"I'm gonna call the garage, even though I doubt if anybody is there, it being Sunday and all," Callie said. "You just rest, but don't fall asleep. I think you're supposed to stay awake after something like this. Are you hungry?"
I shook my head no, very carefully.
"Of course, if you went to the hospital like I suggested..."
Callie's voice trailed off as she went out to the kitchen, suspecting that her advice was going to be unheeded. While I knew she was right, I was always the stubborn type, and so decided to grit it out. Maybe just rest my eyes a bit.
Chapter Six: I'm awake.
That was what I said in response to having my eyelid raised. Although my brain was a bit foggy, I immediately deduced that this wasn't Callie looking into my eyes, but some old coot.
"Relax David," I heard Callie say from behind me. "He's a doctor."
"Retired," the old guy said.
"I got nervous when I couldn't wake you up, so I went and got Dr. Nelson," Callie said.
"Good thing Callie did, son," the doctor said. "Better safe than sorry."
My body relaxed as I let him peek around my eyes and head, being too sore and tired to fight it. He had me take off my shirt when Callie mentioned that I had told her my shoulders hurt, and they had to help me off with it because I couldn't manage.
The doctor tested my range of motion, lifting and stretching my arms in every way possible, and I bit my lip rather than let on how much it hurt.

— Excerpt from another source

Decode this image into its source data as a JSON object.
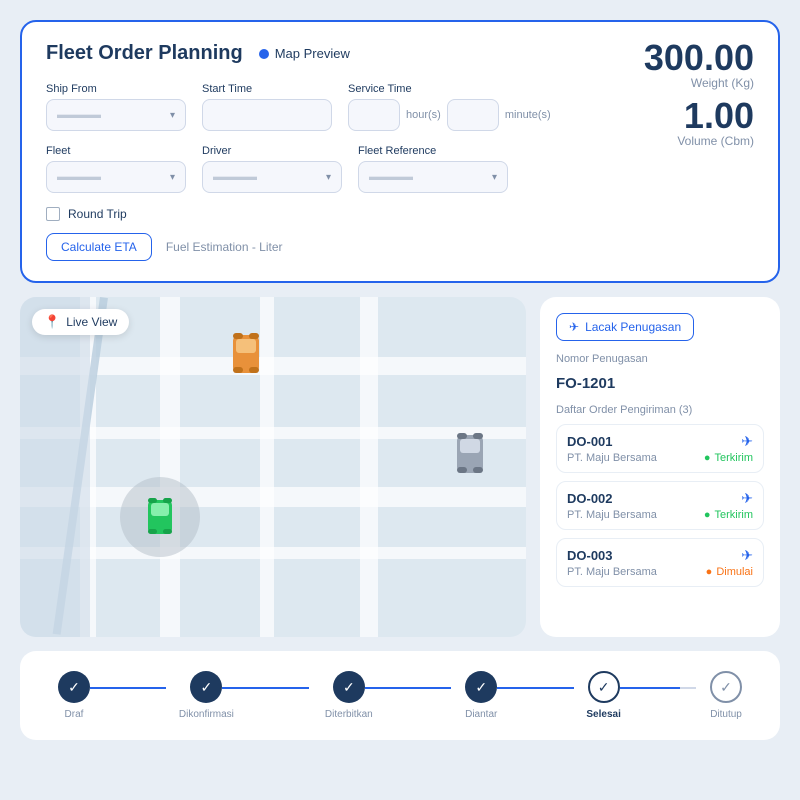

Finally, the old guy straightened up and delivered his diagnosis.
"Best thing would be to go to the hospital, but Callie said you're dead set against that," Dr. Nelson said. "You probably have a slight concussion, and some muscle damage in your shoulders, but you'll live despite yourself. Saw where your car landed, and I'd say you made out pretty good."
I agreed with his assessment, if only to end the conversation, and thanked him for his time. Callie walked out to the kitchen with him while I tried to keep my temper in check. When Callie returned, I let her know how much I appreciated her disregard for my wishes.
"Thought I said no doctor," I said bluntly.
"Tough turds," Callie snapped. "My house, my rules. Rather deal with you surly and alive than quiet and dead. What would I do with a corpse on my couch? Now come with me."
Callie helped me get to my feet and led me down the hall. I was brought into a bedroom that had a slight air of disuse. It was sparsely furnished, and when I looked at the clock I couldn't believe my eyes.
"8 o'clock?" I asked in confusion.
"Like I said, you were out quite a while," Callie said, pulling down the bedsheets on a bed that looked very inviting. "I was nervous."
"My suitcase?" I asked, looking at my travel bag that had been in the trunk of my car.
"Went up and got it," Callie said with a look on her face that indicated she was a lot more upset than I had been. "Couldn't get a hold of the garage so I left a note on the car in case the county sheriff came by and saw the wreck. Figured you'd need your stuff."